The Arab League’s call this week for a multi-national force to push Daesh (the Islamic State) out of its strongholds in Syria and Iraq may will be appealing to those who fear the impact of the growing Iranian position in Syria and Iraq but remain concerned that the U.S.-led airstrikes aren’t an effective solution to an on-the-ground insurgency. Boko Haram’s opportunistic pledge of loyalty to Daesh stokes further fears about the group’s growing position in the international jihadi movement and the need for a more assertive solution, which both pushes Daesh back and stems its ability to recruit foreign fighters.
However, Daesh is facing its own existential crisis in terms of both its organization and ideology. Confronted by war on a number of fronts, Daesh’s self-proclaimed Caliph, Abu Bakr Al-Baghdadi, has struggled to create a state in practice, focusing more of the group’s attention on further expansion and elaborate media stunts than establishing an actual institutional polity.
In theory, Daesh has an organizational hierarchy to “govern” its territory, but this structure is dependent on a growing number of Arab and foreign fighters, who have varying aims, motivations, and differences amongst them. As Liz Sly noted this week in The Washington Post, foreign and Arab fighters are unhappily co-existing with the local population and fighting at times with one another over Daesh’s war aims, their status within the new state, and the allocation of the state’s resources.
This raises critical questions about whether Baghdadi will be able to maintain his “state” as he is increasingly pressed on multiple fronts. Numerous reports suggest that Syrians and Iraqis living under Daesh’s rule are finding that life in the new state isn’t what many had hoped for after decades of mismanagement under the former regimes.

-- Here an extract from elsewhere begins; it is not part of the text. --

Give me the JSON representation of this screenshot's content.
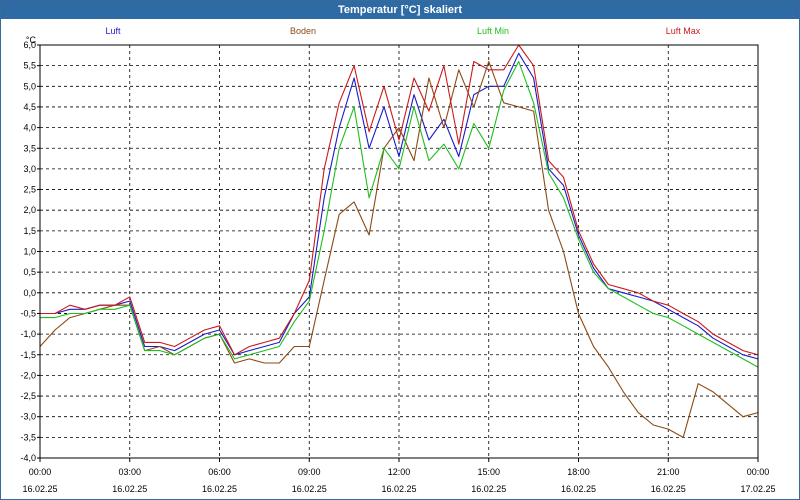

Beyond these organizational problems and contradictions, Daesh’s ideology—which, unlike Al Qaeda—focuses on on the “near enemy”—may help it form new alliances with groups like Boko Haram and militants in Libya and Yemen, which are also fighting various vestiges of state governments. Nonetheless, this ideology hasn’t been attractive enough to sustain the group’s territorial expansion to new areas of Syria and Iraq where local officials and fighters neither share Daesh’s ideology nor its vision.
If history is any guide, Daesh’s ideology may also prove the group’s undoing. Ayman al-Zawahiri, the leader of Al Qaeda, learned this lesson two decades ago in Egypt when, as the leader of the Islamic Jihad, he unsuccessfully challenged former President Hosni Mubarak’s government. Islamic Jihad’s failure in Egypt was largely the result of the brutality of the group’s tactics, which alienated the local population. Osama Bin Laden criticized the “near enemy” approach for this this very reason and, consequently, ordered Al Qaeda to target the “far enemy.”
Beyond these organizational and ideological challenges, Daesh faces a host of military challenges, including the growing causality rate of foreign fighters and a slow loss of territory. The ongoing siege of Tikrit and a late spring or summer Mosul offensive will only compound Daesh’s increasingly strenuous position in Iraq. These offensives alone cannot eradicate Daesh from Iraq. At the very least, however, they will put the group on the defensive until alternative government structures can be built.
In Syria, on the other hand, Daesh’s territorial control is currently being challenged by both a U.S.-led air campaign and a separate ground campaign conducted by the Syrian army and Hezbollah. The group will therefore be increasingly squeezed territorially and financially as it loses access to smuggling routes, oil facilities, and urban sanctuaries. Nonetheless, Daesh’s likely to avoid complete defeat in Syria as long as a political solution to that country’s ongoing civil war remains elusive.
Regardless of its ability to hold territory or finance itself, Daesh’s destruction is sewn into the organization’s deficiencies and ideology. A government at war is a government not focused on state building, and the natural moderation needed for governing compared to fighting a war will lead to splits within the organization and a struggle over the allocation of resources.
A “state” then increasingly fueled and sustained by its own radicalism and violence will never become the idealized state that many of its most radical supporters struggle for. Instead, it will be a ruin within the sands of Iraq and Syria.
It is thus wiser for the United States, the EU, and their regional partners to reinforce existing counter-ISIL strategies, while avoiding the temptation of a new military ground campaign in Syria and Iraq, which has its own risks and limitations.
Regardless of CVE initiatives and counter-terrorism measures, Washington will defeat Daesh more so by waiting it out as the organization implodes from within. As such, the West should focus on supporting alternative governance options for Syria and Iraq, which can offer a more sustainable future than the violent and austere future Baghdadi has presented to Syrians and Iraqis.